▸ **To do**
Your response should contain each line of the data that includes "HEVC".

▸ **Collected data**
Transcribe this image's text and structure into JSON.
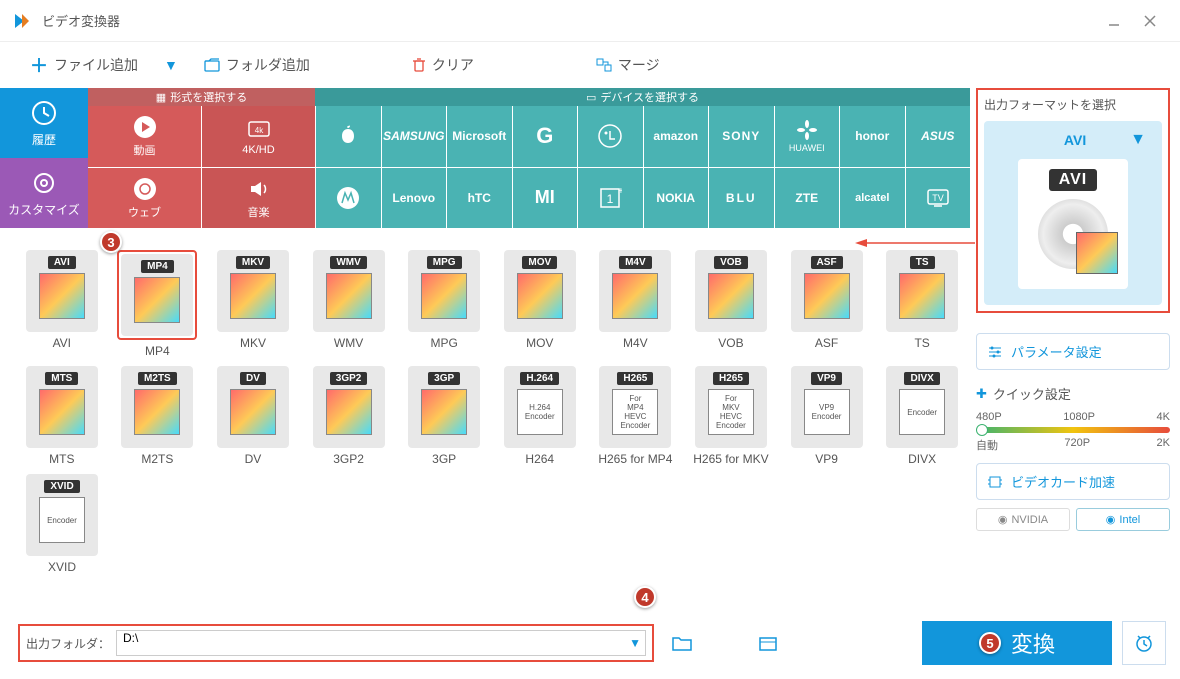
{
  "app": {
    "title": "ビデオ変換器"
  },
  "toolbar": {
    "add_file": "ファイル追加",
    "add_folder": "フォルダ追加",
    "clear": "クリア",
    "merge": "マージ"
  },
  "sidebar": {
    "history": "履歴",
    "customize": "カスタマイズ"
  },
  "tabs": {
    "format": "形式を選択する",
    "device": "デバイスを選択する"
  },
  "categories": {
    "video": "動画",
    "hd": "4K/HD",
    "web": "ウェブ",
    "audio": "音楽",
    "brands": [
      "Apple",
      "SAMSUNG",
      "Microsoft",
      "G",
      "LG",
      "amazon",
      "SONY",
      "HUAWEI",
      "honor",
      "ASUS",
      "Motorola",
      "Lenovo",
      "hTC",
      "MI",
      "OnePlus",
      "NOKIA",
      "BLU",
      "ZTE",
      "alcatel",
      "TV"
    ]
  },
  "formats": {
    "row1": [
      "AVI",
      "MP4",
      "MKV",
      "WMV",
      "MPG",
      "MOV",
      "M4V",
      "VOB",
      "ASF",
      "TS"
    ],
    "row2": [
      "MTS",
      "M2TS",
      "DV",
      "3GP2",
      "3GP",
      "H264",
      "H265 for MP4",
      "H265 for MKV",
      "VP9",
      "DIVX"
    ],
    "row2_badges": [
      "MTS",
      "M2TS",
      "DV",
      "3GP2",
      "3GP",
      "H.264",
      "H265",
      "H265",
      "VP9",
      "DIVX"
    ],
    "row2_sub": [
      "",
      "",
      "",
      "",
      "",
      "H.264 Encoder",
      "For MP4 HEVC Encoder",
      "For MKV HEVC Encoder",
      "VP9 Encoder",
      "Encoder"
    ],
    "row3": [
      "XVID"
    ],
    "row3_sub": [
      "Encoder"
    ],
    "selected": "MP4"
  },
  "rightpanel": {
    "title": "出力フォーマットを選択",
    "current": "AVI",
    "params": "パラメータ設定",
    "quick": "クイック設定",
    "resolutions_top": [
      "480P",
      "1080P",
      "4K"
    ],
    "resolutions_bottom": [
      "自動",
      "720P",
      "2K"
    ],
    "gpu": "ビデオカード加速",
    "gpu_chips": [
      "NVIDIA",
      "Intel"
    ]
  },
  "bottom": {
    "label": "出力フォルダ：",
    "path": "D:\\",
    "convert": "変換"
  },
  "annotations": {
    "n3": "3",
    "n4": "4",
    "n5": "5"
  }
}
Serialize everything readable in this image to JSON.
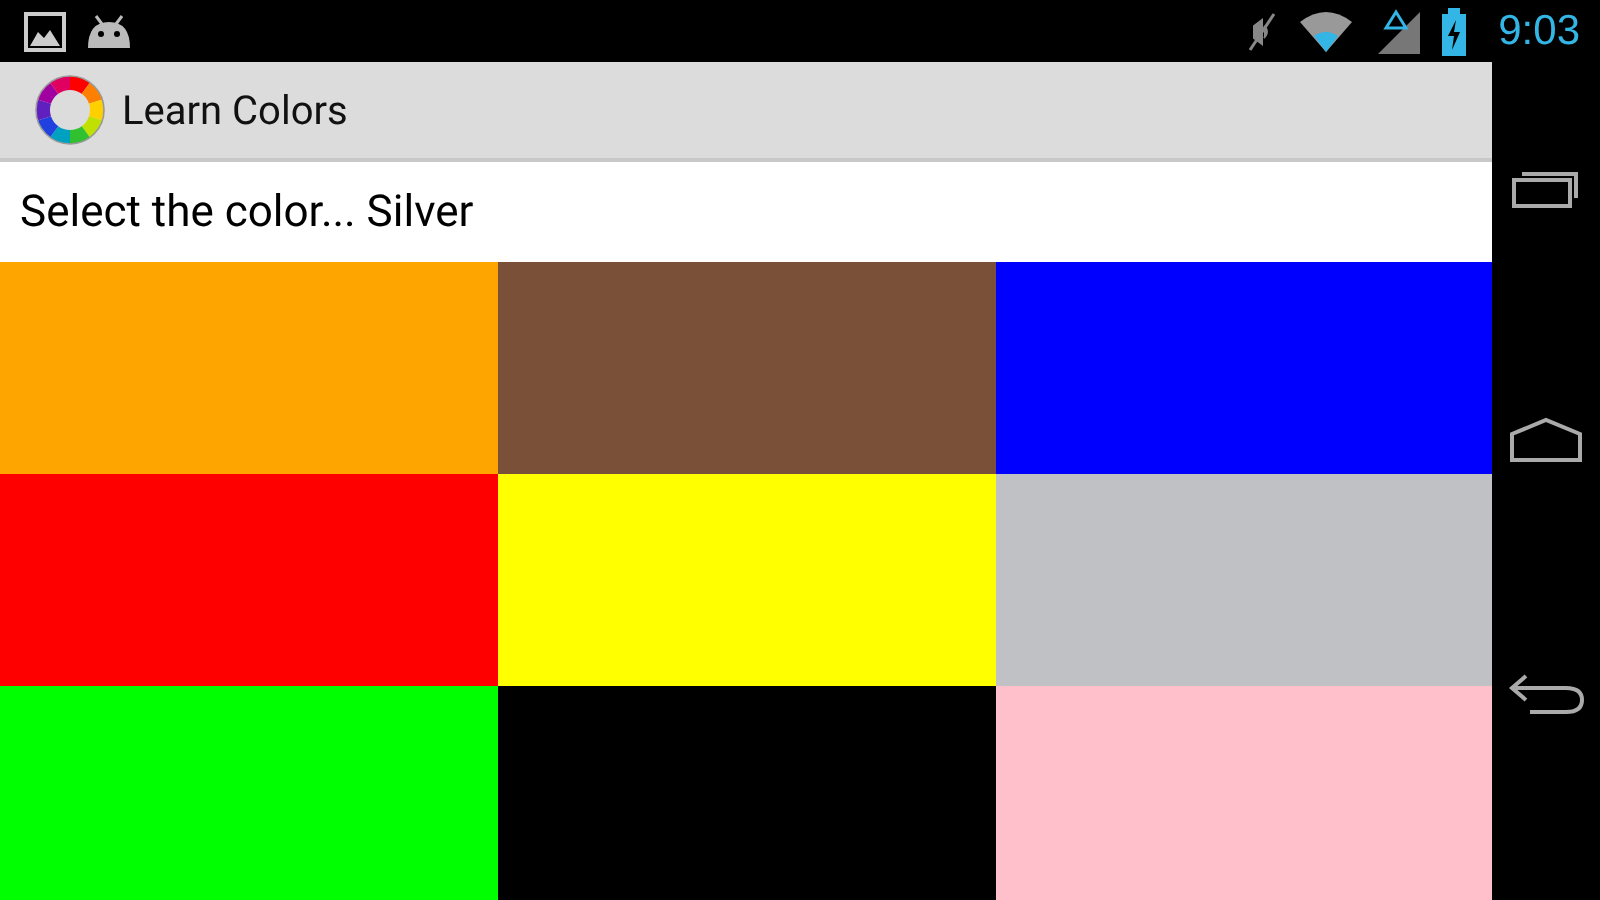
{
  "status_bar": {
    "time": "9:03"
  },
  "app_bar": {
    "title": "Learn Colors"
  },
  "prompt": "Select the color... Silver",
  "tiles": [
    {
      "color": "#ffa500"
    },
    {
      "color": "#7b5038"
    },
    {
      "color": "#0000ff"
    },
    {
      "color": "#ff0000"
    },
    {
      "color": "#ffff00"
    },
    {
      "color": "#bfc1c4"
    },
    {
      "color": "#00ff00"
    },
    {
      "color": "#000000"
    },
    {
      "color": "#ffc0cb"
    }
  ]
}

▸ **Written solution**
      "For MP4 HEVC Encoder",
      "For MKV HEVC Encoder",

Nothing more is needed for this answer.